### [MATERIAL FOR THE TASK]
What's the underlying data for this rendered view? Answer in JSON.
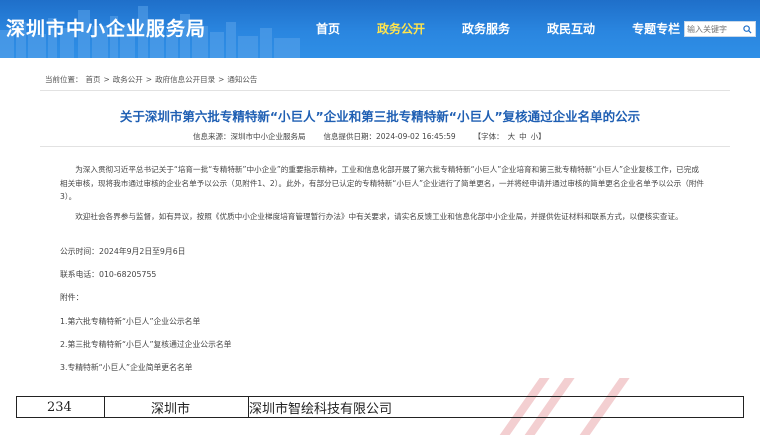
{
  "header": {
    "site_title": "深圳市中小企业服务局",
    "nav": [
      {
        "label": "首页",
        "active": false
      },
      {
        "label": "政务公开",
        "active": true
      },
      {
        "label": "政务服务",
        "active": false
      },
      {
        "label": "政民互动",
        "active": false
      },
      {
        "label": "专题专栏",
        "active": false
      }
    ],
    "search": {
      "placeholder": "输入关键字"
    },
    "colors": {
      "bar": "#2a86e0",
      "active_nav": "#ffe44d"
    }
  },
  "breadcrumb": {
    "label": "当前位置：",
    "items": [
      "首页",
      "政务公开",
      "政府信息公开目录",
      "通知公告"
    ],
    "separator": ">"
  },
  "article": {
    "title": "关于深圳市第六批专精特新“小巨人”企业和第三批专精特新“小巨人”复核通过企业名单的公示",
    "source": "信息来源：深圳市中小企业服务局",
    "date": "信息提供日期：2024-09-02 16:45:59",
    "font_size_label": "【字体：",
    "font_sizes": [
      "大",
      "中",
      "小"
    ],
    "font_size_close": "】",
    "paragraph1": "为深入贯彻习近平总书记关于“培育一批“专精特新”中小企业”的重要指示精神，工业和信息化部开展了第六批专精特新“小巨人”企业培育和第三批专精特新“小巨人”企业复核工作，已完成相关审核，现将我市通过审核的企业名单予以公示（见附件1、2）。此外，有部分已认定的专精特新“小巨人”企业进行了简单更名，一并将经申请并通过审核的简单更名企业名单予以公示（附件3）。",
    "paragraph2": "欢迎社会各界参与监督，如有异议，按照《优质中小企业梯度培育管理暂行办法》中有关要求，请实名反馈工业和信息化部中小企业局，并提供佐证材料和联系方式，以便核实查证。",
    "period": "公示时间：2024年9月2日至9月6日",
    "phone": "联系电话：010-68205755",
    "attachments_label": "附件：",
    "attachments": [
      "1.第六批专精特新“小巨人”企业公示名单",
      "2.第三批专精特新“小巨人”复核通过企业公示名单",
      "3.专精特新“小巨人”企业简单更名名单"
    ],
    "title_color": "#1f5fb3"
  },
  "table_row": {
    "index": "234",
    "city": "深圳市",
    "company": "深圳市智绘科技有限公司"
  }
}
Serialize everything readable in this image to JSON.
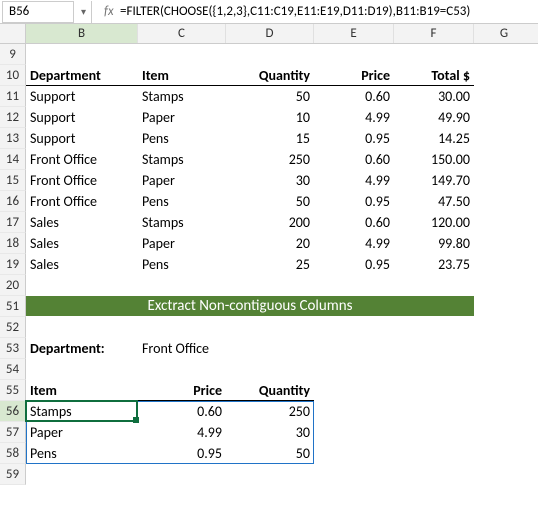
{
  "name_box": "B56",
  "fx_label": "fx",
  "formula": "=FILTER(CHOOSE({1,2,3},C11:C19,E11:E19,D11:D19),B11:B19=C53)",
  "col_labels": {
    "B": "B",
    "C": "C",
    "D": "D",
    "E": "E",
    "F": "F",
    "G": "G"
  },
  "row_labels": [
    "9",
    "10",
    "11",
    "12",
    "13",
    "14",
    "15",
    "16",
    "17",
    "18",
    "19",
    "20",
    "51",
    "52",
    "53",
    "54",
    "55",
    "56",
    "57",
    "58",
    "59"
  ],
  "table": {
    "headers": {
      "dept": "Department",
      "item": "Item",
      "qty": "Quantity",
      "price": "Price",
      "total": "Total  $"
    },
    "rows": [
      {
        "dept": "Support",
        "item": "Stamps",
        "qty": "50",
        "price": "0.60",
        "total": "30.00"
      },
      {
        "dept": "Support",
        "item": "Paper",
        "qty": "10",
        "price": "4.99",
        "total": "49.90"
      },
      {
        "dept": "Support",
        "item": "Pens",
        "qty": "15",
        "price": "0.95",
        "total": "14.25"
      },
      {
        "dept": "Front Office",
        "item": "Stamps",
        "qty": "250",
        "price": "0.60",
        "total": "150.00"
      },
      {
        "dept": "Front Office",
        "item": "Paper",
        "qty": "30",
        "price": "4.99",
        "total": "149.70"
      },
      {
        "dept": "Front Office",
        "item": "Pens",
        "qty": "50",
        "price": "0.95",
        "total": "47.50"
      },
      {
        "dept": "Sales",
        "item": "Stamps",
        "qty": "200",
        "price": "0.60",
        "total": "120.00"
      },
      {
        "dept": "Sales",
        "item": "Paper",
        "qty": "20",
        "price": "4.99",
        "total": "99.80"
      },
      {
        "dept": "Sales",
        "item": "Pens",
        "qty": "25",
        "price": "0.95",
        "total": "23.75"
      }
    ]
  },
  "banner": "Exctract Non-contiguous Columns",
  "filter": {
    "label": "Department:",
    "value": "Front Office",
    "headers": {
      "item": "Item",
      "price": "Price",
      "qty": "Quantity"
    },
    "rows": [
      {
        "item": "Stamps",
        "price": "0.60",
        "qty": "250"
      },
      {
        "item": "Paper",
        "price": "4.99",
        "qty": "30"
      },
      {
        "item": "Pens",
        "price": "0.95",
        "qty": "50"
      }
    ]
  }
}
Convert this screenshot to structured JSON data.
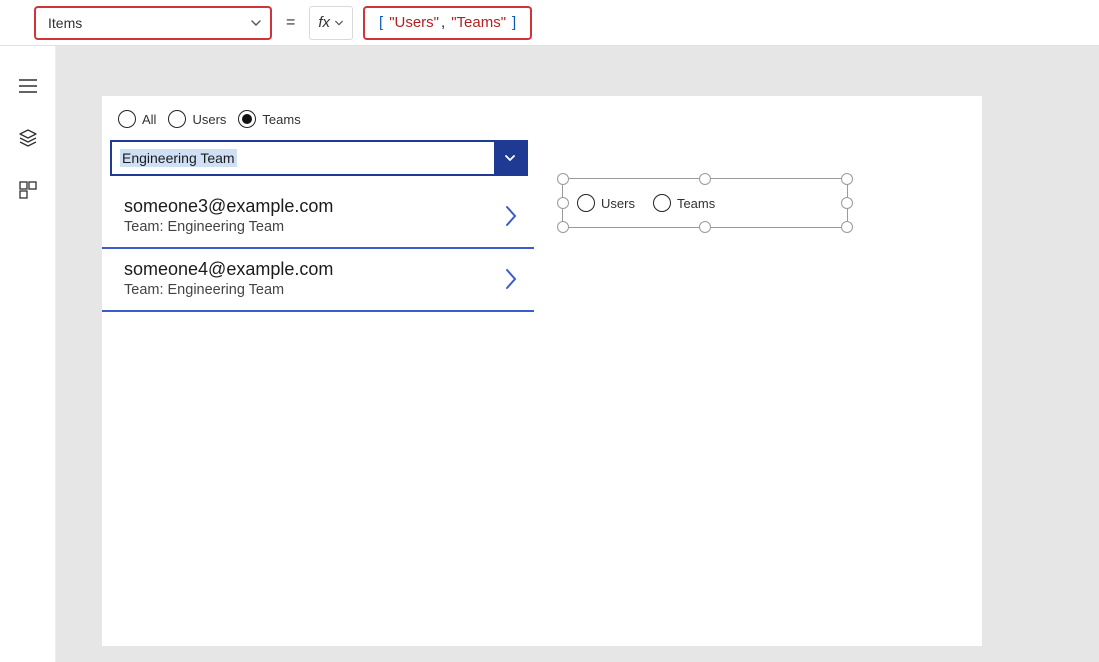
{
  "formula_bar": {
    "property": "Items",
    "fx_label": "fx",
    "formula_tokens": {
      "open": "[",
      "s1": "\"Users\"",
      "comma": ",",
      "s2": "\"Teams\"",
      "close": "]"
    }
  },
  "radio1": {
    "opt_all": "All",
    "opt_users": "Users",
    "opt_teams": "Teams"
  },
  "dropdown": {
    "selected": "Engineering Team"
  },
  "gallery": [
    {
      "title": "someone3@example.com",
      "sub": "Team: Engineering Team"
    },
    {
      "title": "someone4@example.com",
      "sub": "Team: Engineering Team"
    }
  ],
  "radio2": {
    "opt_users": "Users",
    "opt_teams": "Teams"
  }
}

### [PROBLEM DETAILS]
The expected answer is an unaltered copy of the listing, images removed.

### [TASK SOLUTION]
What's the underlying data for this rendered view? Answer in JSON.
{
  "header": {
    "site_title": "深圳市中小企业服务局",
    "nav": [
      {
        "label": "首页",
        "active": false
      },
      {
        "label": "政务公开",
        "active": true
      },
      {
        "label": "政务服务",
        "active": false
      },
      {
        "label": "政民互动",
        "active": false
      },
      {
        "label": "专题专栏",
        "active": false
      }
    ],
    "search": {
      "placeholder": "输入关键字"
    },
    "colors": {
      "bar": "#2a86e0",
      "active_nav": "#ffe44d"
    }
  },
  "breadcrumb": {
    "label": "当前位置：",
    "items": [
      "首页",
      "政务公开",
      "政府信息公开目录",
      "通知公告"
    ],
    "separator": ">"
  },
  "article": {
    "title": "关于深圳市第六批专精特新“小巨人”企业和第三批专精特新“小巨人”复核通过企业名单的公示",
    "source": "信息来源：深圳市中小企业服务局",
    "date": "信息提供日期：2024-09-02 16:45:59",
    "font_size_label": "【字体：",
    "font_sizes": [
      "大",
      "中",
      "小"
    ],
    "font_size_close": "】",
    "paragraph1": "为深入贯彻习近平总书记关于“培育一批“专精特新”中小企业”的重要指示精神，工业和信息化部开展了第六批专精特新“小巨人”企业培育和第三批专精特新“小巨人”企业复核工作，已完成相关审核，现将我市通过审核的企业名单予以公示（见附件1、2）。此外，有部分已认定的专精特新“小巨人”企业进行了简单更名，一并将经申请并通过审核的简单更名企业名单予以公示（附件3）。",
    "paragraph2": "欢迎社会各界参与监督，如有异议，按照《优质中小企业梯度培育管理暂行办法》中有关要求，请实名反馈工业和信息化部中小企业局，并提供佐证材料和联系方式，以便核实查证。",
    "period": "公示时间：2024年9月2日至9月6日",
    "phone": "联系电话：010-68205755",
    "attachments_label": "附件：",
    "attachments": [
      "1.第六批专精特新“小巨人”企业公示名单",
      "2.第三批专精特新“小巨人”复核通过企业公示名单",
      "3.专精特新“小巨人”企业简单更名名单"
    ],
    "title_color": "#1f5fb3"
  },
  "table_row": {
    "index": "234",
    "city": "深圳市",
    "company": "深圳市智绘科技有限公司"
  }
}
Serialize everything readable in this image to JSON.
{
  "name_box": "B56",
  "fx_label": "fx",
  "formula": "=FILTER(CHOOSE({1,2,3},C11:C19,E11:E19,D11:D19),B11:B19=C53)",
  "col_labels": {
    "B": "B",
    "C": "C",
    "D": "D",
    "E": "E",
    "F": "F",
    "G": "G"
  },
  "row_labels": [
    "9",
    "10",
    "11",
    "12",
    "13",
    "14",
    "15",
    "16",
    "17",
    "18",
    "19",
    "20",
    "51",
    "52",
    "53",
    "54",
    "55",
    "56",
    "57",
    "58",
    "59"
  ],
  "table": {
    "headers": {
      "dept": "Department",
      "item": "Item",
      "qty": "Quantity",
      "price": "Price",
      "total": "Total  $"
    },
    "rows": [
      {
        "dept": "Support",
        "item": "Stamps",
        "qty": "50",
        "price": "0.60",
        "total": "30.00"
      },
      {
        "dept": "Support",
        "item": "Paper",
        "qty": "10",
        "price": "4.99",
        "total": "49.90"
      },
      {
        "dept": "Support",
        "item": "Pens",
        "qty": "15",
        "price": "0.95",
        "total": "14.25"
      },
      {
        "dept": "Front Office",
        "item": "Stamps",
        "qty": "250",
        "price": "0.60",
        "total": "150.00"
      },
      {
        "dept": "Front Office",
        "item": "Paper",
        "qty": "30",
        "price": "4.99",
        "total": "149.70"
      },
      {
        "dept": "Front Office",
        "item": "Pens",
        "qty": "50",
        "price": "0.95",
        "total": "47.50"
      },
      {
        "dept": "Sales",
        "item": "Stamps",
        "qty": "200",
        "price": "0.60",
        "total": "120.00"
      },
      {
        "dept": "Sales",
        "item": "Paper",
        "qty": "20",
        "price": "4.99",
        "total": "99.80"
      },
      {
        "dept": "Sales",
        "item": "Pens",
        "qty": "25",
        "price": "0.95",
        "total": "23.75"
      }
    ]
  },
  "banner": "Exctract Non-contiguous Columns",
  "filter": {
    "label": "Department:",
    "value": "Front Office",
    "headers": {
      "item": "Item",
      "price": "Price",
      "qty": "Quantity"
    },
    "rows": [
      {
        "item": "Stamps",
        "price": "0.60",
        "qty": "250"
      },
      {
        "item": "Paper",
        "price": "4.99",
        "qty": "30"
      },
      {
        "item": "Pens",
        "price": "0.95",
        "qty": "50"
      }
    ]
  }
}
Convert this screenshot to structured JSON data.
{
  "formula_bar": {
    "property": "Items",
    "fx_label": "fx",
    "formula_tokens": {
      "open": "[",
      "s1": "\"Users\"",
      "comma": ",",
      "s2": "\"Teams\"",
      "close": "]"
    }
  },
  "radio1": {
    "opt_all": "All",
    "opt_users": "Users",
    "opt_teams": "Teams"
  },
  "dropdown": {
    "selected": "Engineering Team"
  },
  "gallery": [
    {
      "title": "someone3@example.com",
      "sub": "Team: Engineering Team"
    },
    {
      "title": "someone4@example.com",
      "sub": "Team: Engineering Team"
    }
  ],
  "radio2": {
    "opt_users": "Users",
    "opt_teams": "Teams"
  }
}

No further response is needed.